--- Data records ---
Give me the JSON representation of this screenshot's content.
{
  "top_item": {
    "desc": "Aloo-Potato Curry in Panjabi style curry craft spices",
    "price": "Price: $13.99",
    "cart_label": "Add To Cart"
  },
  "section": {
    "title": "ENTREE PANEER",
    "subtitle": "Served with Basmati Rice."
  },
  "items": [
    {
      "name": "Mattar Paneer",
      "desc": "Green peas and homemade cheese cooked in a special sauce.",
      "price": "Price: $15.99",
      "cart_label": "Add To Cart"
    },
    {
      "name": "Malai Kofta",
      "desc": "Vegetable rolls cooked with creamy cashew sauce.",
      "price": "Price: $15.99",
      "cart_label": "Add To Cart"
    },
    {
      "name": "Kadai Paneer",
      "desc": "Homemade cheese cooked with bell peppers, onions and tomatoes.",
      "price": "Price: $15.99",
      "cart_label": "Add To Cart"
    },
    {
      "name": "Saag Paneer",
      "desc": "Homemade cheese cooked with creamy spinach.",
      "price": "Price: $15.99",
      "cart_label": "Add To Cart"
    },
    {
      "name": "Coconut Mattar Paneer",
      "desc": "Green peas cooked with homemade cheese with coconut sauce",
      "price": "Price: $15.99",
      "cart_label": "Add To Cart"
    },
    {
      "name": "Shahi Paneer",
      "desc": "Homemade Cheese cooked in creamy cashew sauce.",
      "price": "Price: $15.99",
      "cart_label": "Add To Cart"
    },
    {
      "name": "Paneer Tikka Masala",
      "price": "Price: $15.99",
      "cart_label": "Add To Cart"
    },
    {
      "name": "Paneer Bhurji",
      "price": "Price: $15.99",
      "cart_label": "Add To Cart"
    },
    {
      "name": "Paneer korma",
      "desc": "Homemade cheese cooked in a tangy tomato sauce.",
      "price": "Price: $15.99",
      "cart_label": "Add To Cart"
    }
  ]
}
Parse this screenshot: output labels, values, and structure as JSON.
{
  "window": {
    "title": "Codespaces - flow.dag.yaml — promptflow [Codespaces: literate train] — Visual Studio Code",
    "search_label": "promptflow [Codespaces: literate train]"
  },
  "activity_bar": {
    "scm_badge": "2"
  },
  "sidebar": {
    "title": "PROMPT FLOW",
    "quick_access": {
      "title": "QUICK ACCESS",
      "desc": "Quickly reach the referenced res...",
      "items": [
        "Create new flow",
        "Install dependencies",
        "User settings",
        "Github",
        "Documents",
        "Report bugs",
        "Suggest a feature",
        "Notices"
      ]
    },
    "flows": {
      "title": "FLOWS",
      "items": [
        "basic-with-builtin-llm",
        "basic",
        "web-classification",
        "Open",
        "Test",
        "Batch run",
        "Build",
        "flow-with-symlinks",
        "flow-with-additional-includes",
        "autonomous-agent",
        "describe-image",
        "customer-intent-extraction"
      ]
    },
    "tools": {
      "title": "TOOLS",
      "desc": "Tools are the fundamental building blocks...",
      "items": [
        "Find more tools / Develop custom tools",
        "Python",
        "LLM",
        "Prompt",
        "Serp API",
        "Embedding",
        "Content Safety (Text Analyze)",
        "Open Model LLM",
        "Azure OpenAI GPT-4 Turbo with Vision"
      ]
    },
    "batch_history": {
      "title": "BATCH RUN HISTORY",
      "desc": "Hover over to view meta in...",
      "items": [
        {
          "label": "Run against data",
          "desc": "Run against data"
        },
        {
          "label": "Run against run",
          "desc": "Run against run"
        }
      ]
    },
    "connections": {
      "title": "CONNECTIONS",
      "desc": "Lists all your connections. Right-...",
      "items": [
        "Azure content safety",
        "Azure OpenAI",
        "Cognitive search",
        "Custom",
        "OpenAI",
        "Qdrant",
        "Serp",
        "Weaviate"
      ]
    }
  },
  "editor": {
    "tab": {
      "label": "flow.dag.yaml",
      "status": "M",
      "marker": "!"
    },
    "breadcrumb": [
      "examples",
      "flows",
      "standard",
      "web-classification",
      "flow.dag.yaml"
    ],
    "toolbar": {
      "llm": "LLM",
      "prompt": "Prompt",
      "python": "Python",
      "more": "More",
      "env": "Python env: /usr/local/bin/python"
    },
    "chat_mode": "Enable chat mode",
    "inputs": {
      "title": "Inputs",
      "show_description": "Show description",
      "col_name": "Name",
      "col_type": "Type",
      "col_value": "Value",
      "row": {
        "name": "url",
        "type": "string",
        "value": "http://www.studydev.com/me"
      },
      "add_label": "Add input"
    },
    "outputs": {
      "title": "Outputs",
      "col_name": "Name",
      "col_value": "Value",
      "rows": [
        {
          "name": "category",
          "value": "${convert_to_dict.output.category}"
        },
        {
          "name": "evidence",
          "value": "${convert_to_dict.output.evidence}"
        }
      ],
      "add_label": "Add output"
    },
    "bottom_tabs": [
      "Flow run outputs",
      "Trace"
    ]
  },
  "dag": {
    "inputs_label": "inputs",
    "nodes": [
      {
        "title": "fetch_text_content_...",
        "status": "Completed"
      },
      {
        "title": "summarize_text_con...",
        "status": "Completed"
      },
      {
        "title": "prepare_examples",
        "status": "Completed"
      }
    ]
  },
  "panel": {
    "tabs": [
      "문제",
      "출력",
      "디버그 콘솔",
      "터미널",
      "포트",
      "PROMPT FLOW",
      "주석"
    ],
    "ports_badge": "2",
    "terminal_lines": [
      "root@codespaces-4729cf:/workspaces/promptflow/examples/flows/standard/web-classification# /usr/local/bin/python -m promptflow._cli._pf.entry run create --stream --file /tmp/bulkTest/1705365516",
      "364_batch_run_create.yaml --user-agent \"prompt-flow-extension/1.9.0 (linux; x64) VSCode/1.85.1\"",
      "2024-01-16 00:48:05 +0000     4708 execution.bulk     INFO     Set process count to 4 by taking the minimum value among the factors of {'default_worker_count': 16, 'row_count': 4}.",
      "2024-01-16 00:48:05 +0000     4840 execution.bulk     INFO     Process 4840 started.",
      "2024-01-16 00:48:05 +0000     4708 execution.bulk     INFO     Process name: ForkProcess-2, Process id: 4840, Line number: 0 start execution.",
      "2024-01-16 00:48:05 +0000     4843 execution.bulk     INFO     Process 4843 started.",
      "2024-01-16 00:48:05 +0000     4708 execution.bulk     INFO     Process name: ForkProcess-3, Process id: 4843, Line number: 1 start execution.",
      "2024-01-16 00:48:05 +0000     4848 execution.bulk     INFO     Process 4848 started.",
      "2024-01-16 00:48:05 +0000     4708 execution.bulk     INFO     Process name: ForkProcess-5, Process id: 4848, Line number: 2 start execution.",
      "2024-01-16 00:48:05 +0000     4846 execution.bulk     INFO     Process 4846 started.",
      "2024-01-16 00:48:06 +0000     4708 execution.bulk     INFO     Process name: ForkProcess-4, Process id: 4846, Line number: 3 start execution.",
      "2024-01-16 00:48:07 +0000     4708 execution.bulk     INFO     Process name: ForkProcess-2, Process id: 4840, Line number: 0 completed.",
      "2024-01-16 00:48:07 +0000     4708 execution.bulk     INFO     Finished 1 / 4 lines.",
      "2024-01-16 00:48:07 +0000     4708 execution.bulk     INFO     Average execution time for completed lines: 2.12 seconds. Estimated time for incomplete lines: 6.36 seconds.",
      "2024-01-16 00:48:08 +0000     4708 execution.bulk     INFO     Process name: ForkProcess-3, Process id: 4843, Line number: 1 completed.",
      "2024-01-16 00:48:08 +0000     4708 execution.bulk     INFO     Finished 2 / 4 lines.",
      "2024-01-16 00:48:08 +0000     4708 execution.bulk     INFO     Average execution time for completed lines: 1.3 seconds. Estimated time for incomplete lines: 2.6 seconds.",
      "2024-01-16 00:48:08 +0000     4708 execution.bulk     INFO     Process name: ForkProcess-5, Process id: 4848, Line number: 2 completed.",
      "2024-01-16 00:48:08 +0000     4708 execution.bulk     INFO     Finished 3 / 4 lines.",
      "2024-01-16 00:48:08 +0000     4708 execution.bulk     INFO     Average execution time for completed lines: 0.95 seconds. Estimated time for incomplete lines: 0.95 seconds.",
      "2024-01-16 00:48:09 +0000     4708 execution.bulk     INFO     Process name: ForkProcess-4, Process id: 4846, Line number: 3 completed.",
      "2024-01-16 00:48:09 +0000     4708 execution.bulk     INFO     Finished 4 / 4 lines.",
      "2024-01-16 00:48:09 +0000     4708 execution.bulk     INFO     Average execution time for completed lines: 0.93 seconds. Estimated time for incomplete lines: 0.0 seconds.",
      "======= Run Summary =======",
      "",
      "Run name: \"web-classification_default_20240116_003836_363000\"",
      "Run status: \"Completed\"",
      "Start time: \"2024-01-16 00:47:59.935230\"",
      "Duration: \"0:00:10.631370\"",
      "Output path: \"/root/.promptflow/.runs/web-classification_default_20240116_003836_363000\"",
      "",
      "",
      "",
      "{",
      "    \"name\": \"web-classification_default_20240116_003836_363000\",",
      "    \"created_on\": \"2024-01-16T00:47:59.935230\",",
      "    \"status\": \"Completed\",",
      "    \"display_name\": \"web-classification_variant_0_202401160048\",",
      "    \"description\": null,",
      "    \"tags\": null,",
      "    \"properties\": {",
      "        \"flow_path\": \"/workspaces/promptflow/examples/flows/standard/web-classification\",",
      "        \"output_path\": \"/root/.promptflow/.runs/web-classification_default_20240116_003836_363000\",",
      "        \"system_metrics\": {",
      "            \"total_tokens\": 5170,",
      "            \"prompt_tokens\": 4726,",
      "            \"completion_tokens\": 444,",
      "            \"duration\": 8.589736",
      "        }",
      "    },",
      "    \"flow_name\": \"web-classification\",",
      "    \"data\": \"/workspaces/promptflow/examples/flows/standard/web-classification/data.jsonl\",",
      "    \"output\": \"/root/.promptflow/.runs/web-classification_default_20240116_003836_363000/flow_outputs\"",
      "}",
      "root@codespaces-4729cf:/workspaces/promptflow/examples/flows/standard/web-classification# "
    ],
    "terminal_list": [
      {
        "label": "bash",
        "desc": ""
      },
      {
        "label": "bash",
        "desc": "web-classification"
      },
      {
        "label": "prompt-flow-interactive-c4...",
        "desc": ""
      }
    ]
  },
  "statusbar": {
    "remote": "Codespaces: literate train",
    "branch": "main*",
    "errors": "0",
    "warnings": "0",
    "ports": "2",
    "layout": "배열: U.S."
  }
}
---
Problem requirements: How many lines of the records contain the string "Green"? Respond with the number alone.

Written response: 2